Fortunately, her brother thought some beautiful carp might give her a new cheerfulness with which to endure her afflictions, and saw to it that a carp pool was built only a yard away from her bed, outside her ground-floor sickroom.
"The koi were so tame that they gathered at the feeding place as soon they heard the sound of opening windows, in only two weeks. When the patient clapped her hands, the koi approached to her to beg for food. It is no one but the patient herself that felt really glad . . . In three months only, she became able to creep around the room by herself. It is probable that she may walk in six months more. It is really incredible.
"It goes without saying that the family of the patient, full of despair, has changed into a bright home and that the koi have become their mascots.
"Koi has a longest history among fishes of being kept by men and it soon gets close to its keeper. Above all, I think it obediently accepts our love. As soon as koi hear the sound of clapping hands, they come close to the people and look at them, or they suck our fingers which are very cute gestures.
"We never get tired of looking at them. There are a number of enjoyment through koi keeping, so I trust koi are good companions for human beings, especially for long-suffered patients. I sincerely wish this sort of affairs would happen more often."
I quote these few words partly to show how enchanting English is when the speaker is sincere, and never mind the grammar, and also to point out that little fragment in which the carp "accept our love," because health cannot be maintained except by the acceptance of what we can offer. The wise and therapeutic carp accept the love and the patient gets well.
There is more philosophy of health there than you will find in some doctors, though most doctors who have snatched patients back from the grave have tremendous emotional reservoirs. Technicians are all very well, and the best doctors are superb technicians, but cheating death requires heroic measures. Sometimes a carp, and often a dog, will do it.
It is stupid that hospitals bar dogs. A good hound is worth half a nurse or two surgeons. But hospitals, I imagine, are developing enough critics without my own sour reflections on them.

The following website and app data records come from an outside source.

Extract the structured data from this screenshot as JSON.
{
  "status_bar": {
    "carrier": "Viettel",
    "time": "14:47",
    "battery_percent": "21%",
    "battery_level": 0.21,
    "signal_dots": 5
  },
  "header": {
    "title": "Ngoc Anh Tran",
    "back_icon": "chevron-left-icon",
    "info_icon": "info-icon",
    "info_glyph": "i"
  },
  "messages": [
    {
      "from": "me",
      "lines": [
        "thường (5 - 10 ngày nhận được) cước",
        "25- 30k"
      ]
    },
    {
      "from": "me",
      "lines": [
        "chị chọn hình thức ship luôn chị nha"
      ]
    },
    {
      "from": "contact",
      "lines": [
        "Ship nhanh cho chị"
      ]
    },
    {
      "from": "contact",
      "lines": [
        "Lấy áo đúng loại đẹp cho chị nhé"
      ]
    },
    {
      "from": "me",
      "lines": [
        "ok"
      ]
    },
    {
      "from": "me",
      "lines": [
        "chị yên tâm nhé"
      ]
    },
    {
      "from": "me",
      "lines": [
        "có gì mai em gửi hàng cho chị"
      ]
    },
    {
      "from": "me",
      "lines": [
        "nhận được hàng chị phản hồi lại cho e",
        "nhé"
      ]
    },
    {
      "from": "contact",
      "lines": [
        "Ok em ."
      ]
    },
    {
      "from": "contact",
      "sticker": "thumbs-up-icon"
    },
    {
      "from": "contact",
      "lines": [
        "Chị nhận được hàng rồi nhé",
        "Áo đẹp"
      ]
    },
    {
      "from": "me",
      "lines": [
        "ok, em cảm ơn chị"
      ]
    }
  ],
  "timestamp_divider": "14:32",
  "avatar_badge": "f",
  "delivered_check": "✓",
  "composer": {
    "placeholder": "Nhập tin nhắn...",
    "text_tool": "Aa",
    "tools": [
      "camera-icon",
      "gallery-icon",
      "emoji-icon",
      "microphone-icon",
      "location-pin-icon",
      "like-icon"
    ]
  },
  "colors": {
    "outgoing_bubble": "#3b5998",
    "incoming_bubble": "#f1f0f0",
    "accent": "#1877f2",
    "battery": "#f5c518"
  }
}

All this superstructure. Sometimes costly techniques save lives, no doubt of that. But sometimes a dog would do. A carp, even.